COMPANION MONUMENTS – TOGETHER FOREVER

Many times when a spouse passes, the surviving spouse will purchase a double or companion monument.  This means that the headstone, footstone, or anything else that is being used to mark the grave, is now centered over 2 graves as opposed to just one.  This kind of monument arrangement offers significant benefits over going with a conventional single monument at the time, and then matching another single later on:

To begin with, most people are concerned about cost, and even though the monument is bigger and costs more than a single monument upfront, in the long term it turns out to be cost-effective.  Whether granite or bronze, companion monuments require more material than a single monument.  When the surviving spouse passes though, the only thing left to do is engrave the empty side of the monument, which is a lot less expensive than purchasing a brand new monument.  Materials also fluctuate in cost, and knowing that engraving is the only future task to complete will leave you with financial piece of mind.

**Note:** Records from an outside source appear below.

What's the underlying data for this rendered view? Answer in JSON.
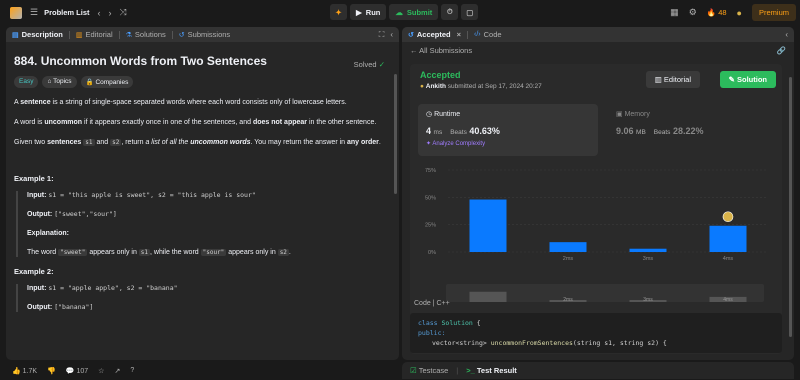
{
  "topbar": {
    "problem_list": "Problem List",
    "run": "Run",
    "submit": "Submit",
    "streak": "48",
    "premium": "Premium"
  },
  "left_tabs": [
    "Description",
    "Editorial",
    "Solutions",
    "Submissions"
  ],
  "problem": {
    "title": "884. Uncommon Words from Two Sentences",
    "solved": "Solved",
    "badges": [
      "Easy",
      "Topics",
      "Companies"
    ],
    "para1_a": "A ",
    "para1_b": "sentence",
    "para1_c": " is a string of single-space separated words where each word consists only of lowercase letters.",
    "para2_a": "A word is ",
    "para2_b": "uncommon",
    "para2_c": " if it appears exactly once in one of the sentences, and ",
    "para2_d": "does not appear",
    "para2_e": " in the other sentence.",
    "para3_a": "Given two ",
    "para3_b": "sentences",
    "para3_c": "s1",
    "para3_d": " and ",
    "para3_e": "s2",
    "para3_f": ", return ",
    "para3_g": "a list of all the ",
    "para3_h": "uncommon words",
    "para3_i": ". You may return the answer in ",
    "para3_j": "any order",
    "para3_k": ".",
    "ex1_title": "Example 1:",
    "ex1_input_lbl": "Input:",
    "ex1_input": "s1 = \"this apple is sweet\", s2 = \"this apple is sour\"",
    "ex1_output_lbl": "Output:",
    "ex1_output": "[\"sweet\",\"sour\"]",
    "ex1_expl_lbl": "Explanation:",
    "ex1_expl_a": "The word ",
    "ex1_expl_b": "\"sweet\"",
    "ex1_expl_c": " appears only in ",
    "ex1_expl_d": "s1",
    "ex1_expl_e": ", while the word ",
    "ex1_expl_f": "\"sour\"",
    "ex1_expl_g": " appears only in ",
    "ex1_expl_h": "s2",
    "ex1_expl_i": ".",
    "ex2_title": "Example 2:",
    "ex2_input_lbl": "Input:",
    "ex2_input": "s1 = \"apple apple\", s2 = \"banana\"",
    "ex2_output_lbl": "Output:",
    "ex2_output": "[\"banana\"]"
  },
  "left_footer": {
    "likes": "1.7K",
    "comments": "107"
  },
  "right_tabs": {
    "accepted": "Accepted",
    "code": "Code"
  },
  "submission": {
    "all_submissions": "All Submissions",
    "status": "Accepted",
    "user": "Ankith",
    "submitted_at": "submitted at Sep 17, 2024 20:27",
    "editorial": "Editorial",
    "solution": "Solution",
    "runtime_label": "Runtime",
    "runtime_value": "4",
    "runtime_unit": "ms",
    "runtime_beats_lbl": "Beats",
    "runtime_beats": "40.63%",
    "analyze": "Analyze Complexity",
    "memory_label": "Memory",
    "memory_value": "9.06",
    "memory_unit": "MB",
    "memory_beats_lbl": "Beats",
    "memory_beats": "28.22%"
  },
  "chart_data": {
    "type": "bar",
    "categories": [
      "",
      "2ms",
      "3ms",
      "4ms"
    ],
    "values": [
      48,
      9,
      3,
      24
    ],
    "ylim": [
      0,
      75
    ],
    "yticks": [
      "75%",
      "50%",
      "25%",
      "0%"
    ],
    "bar_color": "#0a7aff",
    "highlight_index": 3
  },
  "code": {
    "label": "Code",
    "lang": "C++",
    "line1_kw": "class",
    "line1_name": "Solution",
    "line1_end": " {",
    "line2": "public:",
    "line3_type": "vector<string>",
    "line3_fn": "uncommonFromSentences",
    "line3_args": "(string s1, string s2) {"
  },
  "testbar": {
    "testcase": "Testcase",
    "test_result": "Test Result"
  }
}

Secondly, just as couples like to be buried side by side, it is also preferred by many to share a joint monument.  The feelings of love and unity remain visible to all even after both individuals have passed.   Companion monuments leave room for separate inscriptions and emblems, while maintaining a look of togetherness.  Sometimes double monuments can be made of one piece of material, or separate pieces combined.  Either way the effect is achieved.

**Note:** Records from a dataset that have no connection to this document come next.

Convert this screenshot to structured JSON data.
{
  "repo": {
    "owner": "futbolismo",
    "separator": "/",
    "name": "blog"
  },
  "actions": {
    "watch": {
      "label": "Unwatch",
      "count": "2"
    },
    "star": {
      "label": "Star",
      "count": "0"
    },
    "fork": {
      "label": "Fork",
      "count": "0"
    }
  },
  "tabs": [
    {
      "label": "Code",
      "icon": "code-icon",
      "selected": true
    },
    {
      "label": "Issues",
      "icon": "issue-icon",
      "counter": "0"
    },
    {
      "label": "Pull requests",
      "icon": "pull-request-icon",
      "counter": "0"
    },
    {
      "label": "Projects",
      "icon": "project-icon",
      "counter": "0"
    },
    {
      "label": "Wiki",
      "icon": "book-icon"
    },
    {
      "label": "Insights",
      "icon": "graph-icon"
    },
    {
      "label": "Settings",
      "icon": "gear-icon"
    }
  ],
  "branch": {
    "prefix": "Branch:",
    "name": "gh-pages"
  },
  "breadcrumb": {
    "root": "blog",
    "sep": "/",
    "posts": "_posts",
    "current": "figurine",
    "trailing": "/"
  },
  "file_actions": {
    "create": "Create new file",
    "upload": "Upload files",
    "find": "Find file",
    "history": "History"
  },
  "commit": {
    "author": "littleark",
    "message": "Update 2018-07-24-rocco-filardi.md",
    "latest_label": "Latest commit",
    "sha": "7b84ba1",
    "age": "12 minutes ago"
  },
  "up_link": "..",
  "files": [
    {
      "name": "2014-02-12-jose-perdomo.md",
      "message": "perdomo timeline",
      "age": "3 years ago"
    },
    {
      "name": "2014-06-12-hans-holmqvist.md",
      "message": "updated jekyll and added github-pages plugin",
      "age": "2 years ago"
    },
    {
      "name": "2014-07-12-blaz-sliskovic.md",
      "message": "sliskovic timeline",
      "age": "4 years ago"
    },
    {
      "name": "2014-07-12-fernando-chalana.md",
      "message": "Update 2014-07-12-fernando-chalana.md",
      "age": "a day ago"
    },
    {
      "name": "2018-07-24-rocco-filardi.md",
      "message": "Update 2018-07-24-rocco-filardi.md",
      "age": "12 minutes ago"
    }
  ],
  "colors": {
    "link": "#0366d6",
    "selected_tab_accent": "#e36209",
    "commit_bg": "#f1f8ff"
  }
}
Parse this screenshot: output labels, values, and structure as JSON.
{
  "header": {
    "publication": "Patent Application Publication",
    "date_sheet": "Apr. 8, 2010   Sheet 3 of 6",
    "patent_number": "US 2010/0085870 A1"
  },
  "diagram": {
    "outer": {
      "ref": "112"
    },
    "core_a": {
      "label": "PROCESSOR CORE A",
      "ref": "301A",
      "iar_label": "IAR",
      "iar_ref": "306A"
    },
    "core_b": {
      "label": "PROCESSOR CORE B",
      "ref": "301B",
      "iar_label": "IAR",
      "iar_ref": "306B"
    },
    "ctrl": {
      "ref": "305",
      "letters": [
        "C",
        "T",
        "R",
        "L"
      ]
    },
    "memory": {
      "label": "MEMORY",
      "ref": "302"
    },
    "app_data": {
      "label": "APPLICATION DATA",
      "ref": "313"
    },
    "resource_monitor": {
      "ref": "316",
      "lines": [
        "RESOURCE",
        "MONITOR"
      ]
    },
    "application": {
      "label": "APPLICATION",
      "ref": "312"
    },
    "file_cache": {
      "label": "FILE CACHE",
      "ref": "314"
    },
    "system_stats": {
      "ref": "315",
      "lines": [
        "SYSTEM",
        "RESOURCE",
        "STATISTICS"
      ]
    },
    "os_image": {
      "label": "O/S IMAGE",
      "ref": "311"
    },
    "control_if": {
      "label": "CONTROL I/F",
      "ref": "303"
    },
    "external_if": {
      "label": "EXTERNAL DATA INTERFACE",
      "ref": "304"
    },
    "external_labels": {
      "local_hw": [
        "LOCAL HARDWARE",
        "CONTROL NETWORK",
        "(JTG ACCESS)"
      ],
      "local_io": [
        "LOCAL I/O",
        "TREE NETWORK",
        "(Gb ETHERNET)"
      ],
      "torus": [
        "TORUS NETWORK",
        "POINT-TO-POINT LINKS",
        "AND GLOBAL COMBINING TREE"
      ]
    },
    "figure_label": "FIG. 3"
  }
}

Lastly, because companion monuments are generally larger than individual ones, the family name on the stone will usually be accented.  A large visual of the family name makes it easier for cemetery visitors to find their loved ones, instead of scavenging around the cemetery.  In the event that more than two graves are owned at the location, a larger family name will create a general consensus that the area is occupied by that specific family.

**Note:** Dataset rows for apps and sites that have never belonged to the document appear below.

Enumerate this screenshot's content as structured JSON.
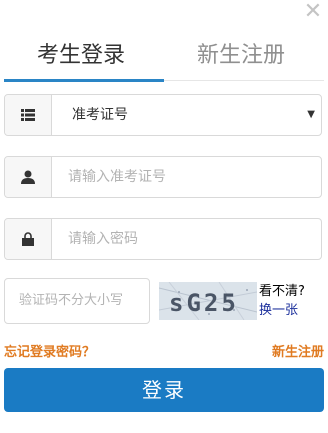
{
  "close_icon": "close-icon",
  "tabs": [
    {
      "label": "考生登录",
      "active": true
    },
    {
      "label": "新生注册",
      "active": false
    }
  ],
  "accent_color": "#2a85c6",
  "form": {
    "type_select": {
      "icon": "list-icon",
      "value": "准考证号"
    },
    "id_field": {
      "icon": "user-icon",
      "placeholder": "请输入准考证号"
    },
    "password_field": {
      "icon": "lock-icon",
      "placeholder": "请输入密码"
    },
    "captcha": {
      "placeholder": "验证码不分大小写",
      "image_text": "sG25",
      "unclear_label": "看不清?",
      "refresh_label": "换一张"
    }
  },
  "links": {
    "forgot_password": "忘记登录密码？",
    "register": "新生注册"
  },
  "login_button": "登录"
}
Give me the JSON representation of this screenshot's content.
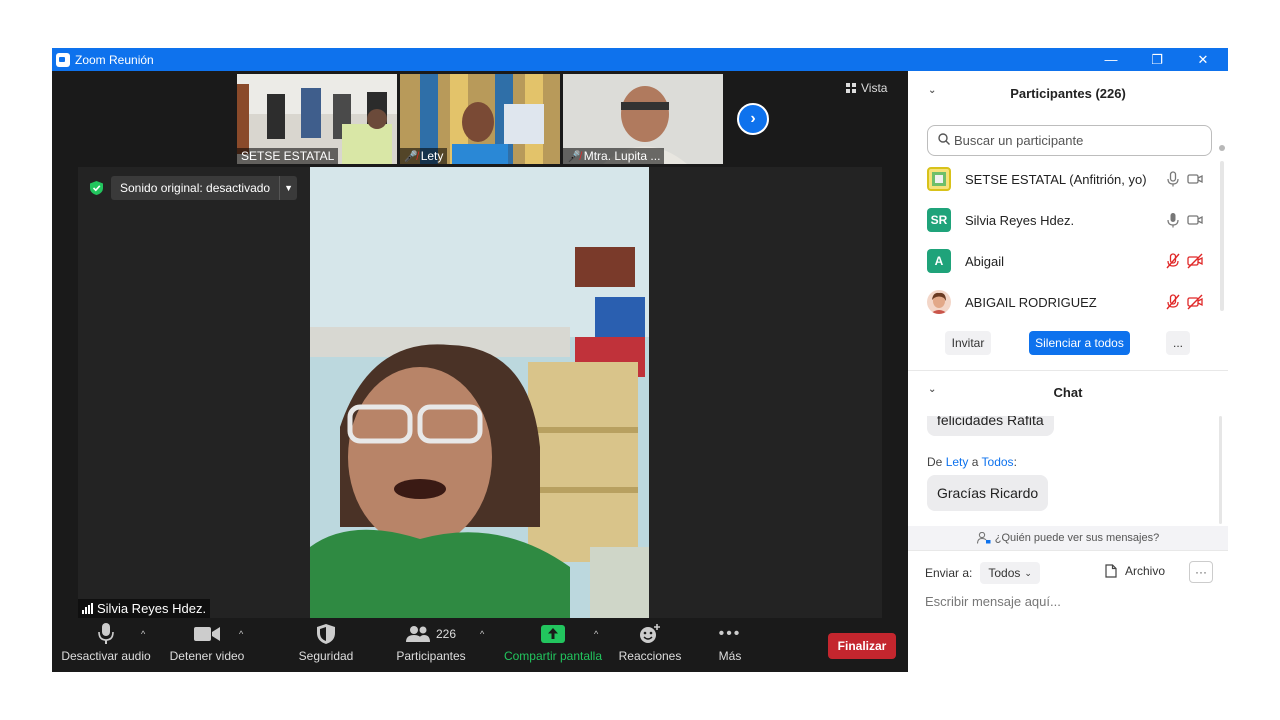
{
  "window": {
    "title": "Zoom Reunión",
    "controls": [
      "—",
      "❐",
      "✕"
    ]
  },
  "thumbnails": [
    {
      "name": "SETSE ESTATAL",
      "muted": false
    },
    {
      "name": "Lety",
      "muted": true
    },
    {
      "name": "Mtra. Lupita ...",
      "muted": true
    }
  ],
  "vista_label": "Vista",
  "sound_original": "Sonido original: desactivado",
  "active_speaker": "Silvia Reyes Hdez.",
  "toolbar": {
    "audio": "Desactivar audio",
    "video": "Detener video",
    "security": "Seguridad",
    "participants": "Participantes",
    "participants_count": "226",
    "share": "Compartir pantalla",
    "reactions": "Reacciones",
    "more": "Más",
    "end": "Finalizar"
  },
  "participants_panel": {
    "title": "Participantes (226)",
    "search_placeholder": "Buscar un participante",
    "list": [
      {
        "initials": "",
        "name": "SETSE ESTATAL (Anfitrión, yo)",
        "muted": false
      },
      {
        "initials": "SR",
        "name": "Silvia Reyes Hdez.",
        "muted": false
      },
      {
        "initials": "A",
        "name": "Abigail",
        "muted": true
      },
      {
        "initials": "",
        "name": "ABIGAIL RODRIGUEZ",
        "muted": true
      }
    ],
    "invite": "Invitar",
    "mute_all": "Silenciar a todos",
    "more": "..."
  },
  "chat": {
    "title": "Chat",
    "messages": [
      {
        "text": "felicidades Rafita"
      },
      {
        "from_prefix": "De",
        "from": "Lety",
        "to_prefix": "a",
        "to": "Todos",
        "to_suffix": ":",
        "text": "Gracías Ricardo"
      }
    ],
    "who_sees": "¿Quién puede ver sus mensajes?",
    "send_to_label": "Enviar a:",
    "send_to_value": "Todos",
    "file": "Archivo",
    "more": "···",
    "compose_placeholder": "Escribir mensaje aquí..."
  },
  "colors": {
    "accent": "#0e72ed",
    "end": "#c4262e",
    "share": "#22c55e",
    "muted": "#e02828"
  }
}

Even though all of these benefits exist, some people still prefer to have their own single monuments, which is just as fine.  Remember, these monuments are up for you and your family members to be able to visit and remember your loved ones, so make arrangements based on your preferences.